Following 2017’s The Road, Pt. 1, The Road: Part II (Lost Highway) is the second installment of a developing trilogy. The latest two-part album continues Lavelle’s work as the lead composer and producer among a long list of collaborators—the album features Mïnk, Elliott Power, the Clash’s Mick Jones, Primal Scream’s Andrew Innes, Queens of the Stone Age’s Jon Theodore, and many more. As the vast collective of collaborators joins for spoken word, orchestral ballads, and nostalgic trip hop cuts, The Road – Part II compiles as many ideas as it does features.
The Road: Part II (Lost Highway) continues Lavelle’s ambitious trilogy. “Imagine something like the Odyssey or Joseph Campbell’s hero’s journey,” he told Clash. Indeed, as the mid-part of the trilogy, the two-part album mimics the central initiation of a David Lynchian epic, as alluded by the album title. Running for about an hour and a half, the 22 compositions stretch a long road of trials and ambiguity. It is an entwined, lost highway of unforeseen movements. For instance, the centerpieces of the first-part wander from the trip hop “The Other Side”, the piano ballad “Feel More / With Less”, to the psychedelic “Find an Outsider”. Much like a David Lynch film, the album is open to scatter into an array of disassociations. It is during these disjointed journeys that Lavelle and the collaborators thrive.
The Road: Part II (Lost Highway) is one of Lavelle’s most demanding projects. With the ever-growing list of collaborators and increasingly ambitious concept for the trilogy, Lavelle navigates a multitude of concerns, structurally and aesthetically. “Crucifixion / a Prophet”, alone, features Twiggy, Ian Astbury, Tom Smith, Troy Van Leeuwen, Chris Goss, Justin Stanley, Mïnk, Eska, and Boc. Nearly impossible to discern where each artist’s contribution lies, the vast influences somehow converge for a trip hop turned psych-rock jam, filled with ethereal key changes and disintegrating guitar solos.
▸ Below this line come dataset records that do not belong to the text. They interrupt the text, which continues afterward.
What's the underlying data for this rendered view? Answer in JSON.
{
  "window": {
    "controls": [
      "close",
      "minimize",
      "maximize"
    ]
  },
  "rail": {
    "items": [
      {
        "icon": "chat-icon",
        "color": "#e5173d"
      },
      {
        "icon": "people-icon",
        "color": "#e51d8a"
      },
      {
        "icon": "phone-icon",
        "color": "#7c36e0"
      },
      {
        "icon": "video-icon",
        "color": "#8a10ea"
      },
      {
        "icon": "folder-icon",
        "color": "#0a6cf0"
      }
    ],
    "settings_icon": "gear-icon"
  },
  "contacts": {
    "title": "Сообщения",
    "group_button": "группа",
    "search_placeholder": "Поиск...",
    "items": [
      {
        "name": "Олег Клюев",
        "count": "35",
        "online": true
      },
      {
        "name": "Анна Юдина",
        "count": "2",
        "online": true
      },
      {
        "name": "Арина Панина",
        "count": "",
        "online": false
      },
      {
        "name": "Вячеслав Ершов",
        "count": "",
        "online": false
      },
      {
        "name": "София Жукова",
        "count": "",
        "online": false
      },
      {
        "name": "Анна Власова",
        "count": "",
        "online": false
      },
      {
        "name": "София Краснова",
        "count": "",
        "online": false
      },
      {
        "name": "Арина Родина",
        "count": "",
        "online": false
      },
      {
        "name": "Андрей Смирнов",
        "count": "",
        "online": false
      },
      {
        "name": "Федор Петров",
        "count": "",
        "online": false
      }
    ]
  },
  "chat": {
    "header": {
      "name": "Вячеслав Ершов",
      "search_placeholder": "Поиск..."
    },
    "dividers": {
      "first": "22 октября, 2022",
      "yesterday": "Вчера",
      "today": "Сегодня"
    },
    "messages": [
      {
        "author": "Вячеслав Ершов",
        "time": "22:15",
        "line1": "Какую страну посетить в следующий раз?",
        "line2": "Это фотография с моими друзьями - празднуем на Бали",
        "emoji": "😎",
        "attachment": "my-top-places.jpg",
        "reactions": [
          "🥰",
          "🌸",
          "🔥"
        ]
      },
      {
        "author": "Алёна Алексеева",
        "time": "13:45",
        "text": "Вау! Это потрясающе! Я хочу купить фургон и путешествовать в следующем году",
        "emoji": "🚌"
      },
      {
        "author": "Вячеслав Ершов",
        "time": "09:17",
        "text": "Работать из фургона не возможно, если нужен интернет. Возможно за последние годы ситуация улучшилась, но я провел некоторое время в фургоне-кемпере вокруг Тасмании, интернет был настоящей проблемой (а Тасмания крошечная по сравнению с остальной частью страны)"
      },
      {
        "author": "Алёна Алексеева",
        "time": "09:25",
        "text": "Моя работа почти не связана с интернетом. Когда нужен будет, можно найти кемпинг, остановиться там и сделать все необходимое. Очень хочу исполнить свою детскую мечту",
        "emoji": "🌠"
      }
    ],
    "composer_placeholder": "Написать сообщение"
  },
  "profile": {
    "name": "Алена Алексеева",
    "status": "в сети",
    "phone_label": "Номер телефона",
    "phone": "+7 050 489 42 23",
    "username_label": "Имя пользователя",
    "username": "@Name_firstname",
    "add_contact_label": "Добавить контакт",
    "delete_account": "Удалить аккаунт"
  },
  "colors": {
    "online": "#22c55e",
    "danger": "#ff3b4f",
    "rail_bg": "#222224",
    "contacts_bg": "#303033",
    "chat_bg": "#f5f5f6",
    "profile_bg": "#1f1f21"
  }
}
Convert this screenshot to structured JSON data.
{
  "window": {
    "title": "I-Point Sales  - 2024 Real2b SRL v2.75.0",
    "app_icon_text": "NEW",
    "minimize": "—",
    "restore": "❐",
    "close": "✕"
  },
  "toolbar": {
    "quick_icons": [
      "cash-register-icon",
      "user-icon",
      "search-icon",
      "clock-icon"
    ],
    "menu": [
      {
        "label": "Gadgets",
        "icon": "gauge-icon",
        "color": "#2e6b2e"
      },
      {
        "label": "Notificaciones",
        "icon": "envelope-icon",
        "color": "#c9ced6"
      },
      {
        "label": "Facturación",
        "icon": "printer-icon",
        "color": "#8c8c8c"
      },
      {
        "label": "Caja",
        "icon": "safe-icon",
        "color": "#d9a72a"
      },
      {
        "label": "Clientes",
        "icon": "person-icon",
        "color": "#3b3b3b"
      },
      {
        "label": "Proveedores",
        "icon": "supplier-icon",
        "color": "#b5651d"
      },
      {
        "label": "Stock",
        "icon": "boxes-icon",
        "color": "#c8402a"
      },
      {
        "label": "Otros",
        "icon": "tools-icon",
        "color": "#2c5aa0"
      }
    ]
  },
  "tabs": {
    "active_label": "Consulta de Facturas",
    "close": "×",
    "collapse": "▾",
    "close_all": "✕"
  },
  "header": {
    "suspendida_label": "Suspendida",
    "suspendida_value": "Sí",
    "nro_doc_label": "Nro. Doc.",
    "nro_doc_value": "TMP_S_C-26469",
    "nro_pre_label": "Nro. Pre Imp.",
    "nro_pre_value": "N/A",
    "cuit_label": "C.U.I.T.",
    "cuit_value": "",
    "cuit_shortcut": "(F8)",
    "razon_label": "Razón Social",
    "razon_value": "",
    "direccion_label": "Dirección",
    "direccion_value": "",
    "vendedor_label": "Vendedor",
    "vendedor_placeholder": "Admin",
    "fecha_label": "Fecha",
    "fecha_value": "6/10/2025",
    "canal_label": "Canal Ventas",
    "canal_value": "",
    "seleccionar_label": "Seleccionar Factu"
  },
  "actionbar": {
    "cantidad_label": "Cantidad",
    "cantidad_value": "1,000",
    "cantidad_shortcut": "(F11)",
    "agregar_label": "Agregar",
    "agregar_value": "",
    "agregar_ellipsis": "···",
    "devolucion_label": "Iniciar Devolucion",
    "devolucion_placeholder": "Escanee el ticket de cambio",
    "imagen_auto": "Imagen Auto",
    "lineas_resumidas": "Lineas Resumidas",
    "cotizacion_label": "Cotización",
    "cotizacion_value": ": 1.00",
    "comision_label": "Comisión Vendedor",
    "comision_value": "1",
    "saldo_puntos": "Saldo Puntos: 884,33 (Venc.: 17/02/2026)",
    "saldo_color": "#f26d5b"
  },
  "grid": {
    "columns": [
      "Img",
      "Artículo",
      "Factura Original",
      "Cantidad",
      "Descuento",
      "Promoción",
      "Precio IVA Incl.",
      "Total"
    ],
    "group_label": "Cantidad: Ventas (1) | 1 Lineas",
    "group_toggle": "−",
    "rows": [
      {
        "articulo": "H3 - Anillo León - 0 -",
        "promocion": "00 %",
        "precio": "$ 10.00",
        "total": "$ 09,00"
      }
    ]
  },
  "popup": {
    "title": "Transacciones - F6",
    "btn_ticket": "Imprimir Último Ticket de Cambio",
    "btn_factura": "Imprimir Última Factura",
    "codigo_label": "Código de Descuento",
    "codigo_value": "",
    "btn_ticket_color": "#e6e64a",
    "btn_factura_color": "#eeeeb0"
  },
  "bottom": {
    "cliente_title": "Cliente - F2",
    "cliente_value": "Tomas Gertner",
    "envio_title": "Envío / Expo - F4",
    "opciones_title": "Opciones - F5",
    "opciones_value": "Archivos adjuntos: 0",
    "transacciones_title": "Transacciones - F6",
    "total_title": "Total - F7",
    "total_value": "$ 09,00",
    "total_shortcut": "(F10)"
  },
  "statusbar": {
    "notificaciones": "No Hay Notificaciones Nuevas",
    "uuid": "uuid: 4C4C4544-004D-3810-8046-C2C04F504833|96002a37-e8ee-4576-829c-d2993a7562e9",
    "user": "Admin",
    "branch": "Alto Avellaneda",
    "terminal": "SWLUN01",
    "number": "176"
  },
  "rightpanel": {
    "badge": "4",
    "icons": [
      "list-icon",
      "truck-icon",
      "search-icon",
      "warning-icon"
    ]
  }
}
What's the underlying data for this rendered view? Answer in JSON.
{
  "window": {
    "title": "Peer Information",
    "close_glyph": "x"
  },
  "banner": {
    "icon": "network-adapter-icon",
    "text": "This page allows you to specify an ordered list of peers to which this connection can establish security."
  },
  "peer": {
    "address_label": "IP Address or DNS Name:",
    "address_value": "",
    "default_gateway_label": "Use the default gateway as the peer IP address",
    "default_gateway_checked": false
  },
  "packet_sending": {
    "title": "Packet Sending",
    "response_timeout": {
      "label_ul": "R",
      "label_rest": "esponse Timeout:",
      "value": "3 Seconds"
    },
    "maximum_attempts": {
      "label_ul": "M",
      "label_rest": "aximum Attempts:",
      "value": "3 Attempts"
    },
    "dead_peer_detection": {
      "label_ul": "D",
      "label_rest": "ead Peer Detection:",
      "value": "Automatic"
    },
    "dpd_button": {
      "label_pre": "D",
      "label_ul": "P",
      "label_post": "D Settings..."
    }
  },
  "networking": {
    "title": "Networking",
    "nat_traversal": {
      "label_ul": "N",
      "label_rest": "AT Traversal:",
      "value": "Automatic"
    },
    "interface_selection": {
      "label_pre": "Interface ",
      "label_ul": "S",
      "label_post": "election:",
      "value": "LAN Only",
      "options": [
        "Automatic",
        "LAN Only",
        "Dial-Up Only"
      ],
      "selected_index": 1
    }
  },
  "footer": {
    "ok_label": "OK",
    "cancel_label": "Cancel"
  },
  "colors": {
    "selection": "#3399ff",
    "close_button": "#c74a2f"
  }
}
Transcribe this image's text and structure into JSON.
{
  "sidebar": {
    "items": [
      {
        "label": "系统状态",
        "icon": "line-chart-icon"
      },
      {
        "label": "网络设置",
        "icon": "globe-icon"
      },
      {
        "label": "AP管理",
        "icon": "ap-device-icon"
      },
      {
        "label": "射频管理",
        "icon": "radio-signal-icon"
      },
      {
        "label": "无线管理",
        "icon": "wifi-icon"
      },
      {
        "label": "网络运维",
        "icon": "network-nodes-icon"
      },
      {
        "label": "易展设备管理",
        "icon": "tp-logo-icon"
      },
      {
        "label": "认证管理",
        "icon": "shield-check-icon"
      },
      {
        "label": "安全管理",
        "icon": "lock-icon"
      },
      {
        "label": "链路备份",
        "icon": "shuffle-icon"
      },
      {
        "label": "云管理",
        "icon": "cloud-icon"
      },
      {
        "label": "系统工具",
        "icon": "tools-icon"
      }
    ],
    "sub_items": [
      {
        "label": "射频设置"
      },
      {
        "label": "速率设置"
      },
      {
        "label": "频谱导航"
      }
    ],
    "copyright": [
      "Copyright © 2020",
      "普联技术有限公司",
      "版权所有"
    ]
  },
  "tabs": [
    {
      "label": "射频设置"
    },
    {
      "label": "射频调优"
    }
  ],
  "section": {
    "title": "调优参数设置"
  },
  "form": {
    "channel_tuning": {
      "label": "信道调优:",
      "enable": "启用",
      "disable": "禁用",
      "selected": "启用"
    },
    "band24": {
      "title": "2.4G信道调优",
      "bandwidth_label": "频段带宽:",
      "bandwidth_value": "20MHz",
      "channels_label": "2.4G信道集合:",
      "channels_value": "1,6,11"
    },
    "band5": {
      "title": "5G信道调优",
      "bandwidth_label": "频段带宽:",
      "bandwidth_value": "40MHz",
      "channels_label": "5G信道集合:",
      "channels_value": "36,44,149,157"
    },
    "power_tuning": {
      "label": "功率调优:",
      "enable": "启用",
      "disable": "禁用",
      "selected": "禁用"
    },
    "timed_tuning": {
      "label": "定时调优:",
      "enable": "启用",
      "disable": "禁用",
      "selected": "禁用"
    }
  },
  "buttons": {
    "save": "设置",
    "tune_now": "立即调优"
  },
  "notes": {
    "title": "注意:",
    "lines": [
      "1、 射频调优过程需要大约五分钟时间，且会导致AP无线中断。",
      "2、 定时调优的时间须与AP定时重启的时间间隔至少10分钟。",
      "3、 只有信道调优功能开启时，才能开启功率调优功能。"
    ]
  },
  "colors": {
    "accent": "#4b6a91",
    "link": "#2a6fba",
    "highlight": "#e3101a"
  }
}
Such inexplicable harmonies demonstrate Lavelle’s deft abilities as a composer.
Yet, some of the album’s simplest songs are the most memorable. For instance, “Ar.Mour” plays with our memories of the early UNKLE. Embracing the old, chopped synths, orchestral stabs, and thin horns pounce over a booming drum loop. Mïnk sings a patterned chorus to imitate the effect of a sample, and Elliott Power whispers his verse in a determined fervor, “an appetite for the rage”. The minimalistic trip hop cut rivals the many dense, orchestral ballads of the album. Even though Lavelle has generally moved onto composing elaborate art pop, his legendary touch for hip-hop persists as an integral tool.
On the opener “Iter VI: Prologue”, the spoken word piece suggests, “after you walk the road, everything becomes clear.” However, once we reach the end of The Road: Part II (Lost Highway), its myriad of ideas is not resolved but left in ambiguity. Of course, if we were to apply Campbell’s structure of the hero’s journey, as Lavelle suggested, act two merely tests and tempts. The prologue, then, is misleading on purpose, perhaps. The true end of the road will come on the third installment of the trilogy. Lavelle says, “The third record to come is basically about coming home; wherever that may be.” Indeed, The Road: Part II (Lost Highway and its many wreathing journeys leave wide open the possibilities of the trilogy, garnering anticipation for yet another incarnation of UNKLE.